Uber has a smartphone-based system that links independent-contractor drivers with people looking for rides. The decision applies to operations under the Rasier-CA subsidiary, which operates the service called UberX. The business has the option of appealing the decision, as do individual commissioners.

The state Public Utilities Commission says it has unsuccessfully sought data on:

• How many people sought rides in handicapped-accessible vehicles, and whether the ride service was able to comply;

• The number of rides requested and accepted by drivers within each ZIP code that Uber serves, the number of rides requested but refused, and the amounts of fares or donations accepted; and

• Accident information.

Such data is required by law and competitors in the ride-share space have provided it, according to the commission.

In a news release, the commission said it wants to determine whether services are being provided in a nondiscriminatory manner enabling equal access to all, and whether services are being provided in a manner that promotes public safety.

The judge’s decision, issued July 15, gives Rasier-CA 30 days to pay the penalty and comply with reporting requirements.

“This ruling — and the associated fine — are deeply disappointing,” said an Uber spokeswoman who was reached for comment late Friday.

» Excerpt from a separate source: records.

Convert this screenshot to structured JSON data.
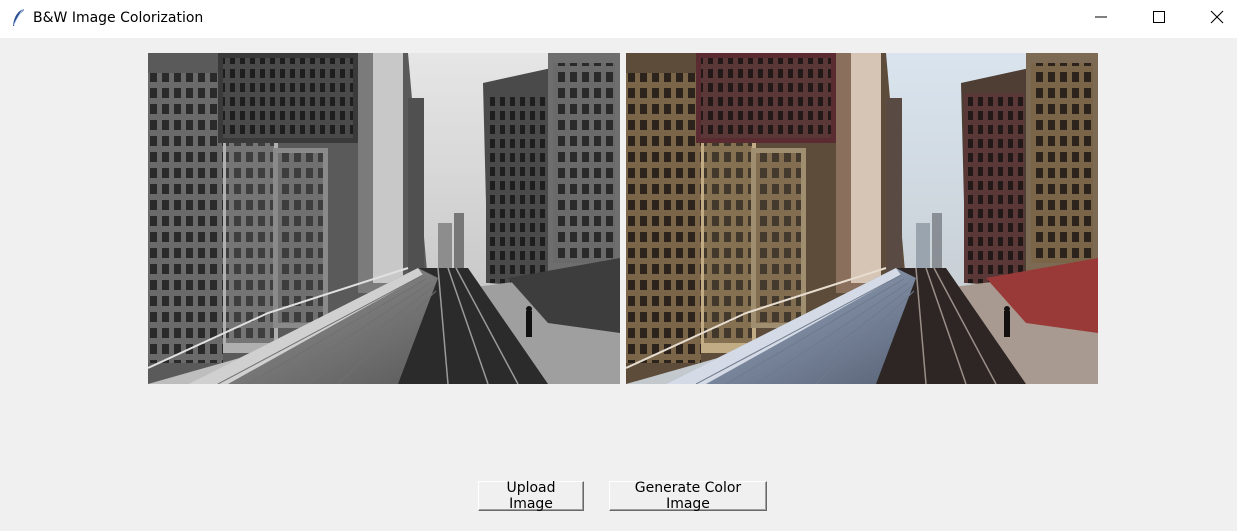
{
  "window": {
    "title": "B&W Image Colorization",
    "controls": [
      "minimize-icon",
      "maximize-icon",
      "close-icon"
    ]
  },
  "images": {
    "left": {
      "kind": "grayscale photo of city street with elevated train"
    },
    "right": {
      "kind": "colorized photo of city street with elevated train"
    }
  },
  "buttons": {
    "upload_label": "Upload Image",
    "generate_label": "Generate Color Image"
  },
  "colors": {
    "background": "#f0f0f0",
    "titlebar": "#ffffff"
  }
}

“We will appeal the decision as Uber has already provided substantial amounts of data to the California Public Utilities Commission, information we have provided elsewhere with no complaints," said Uber spokeswoman Eva Behrend. "Going further risks compromising the privacy of individual riders as well as driver-partners. These CPUC requests are also beyond the authority of the commission and will not improve public safety,”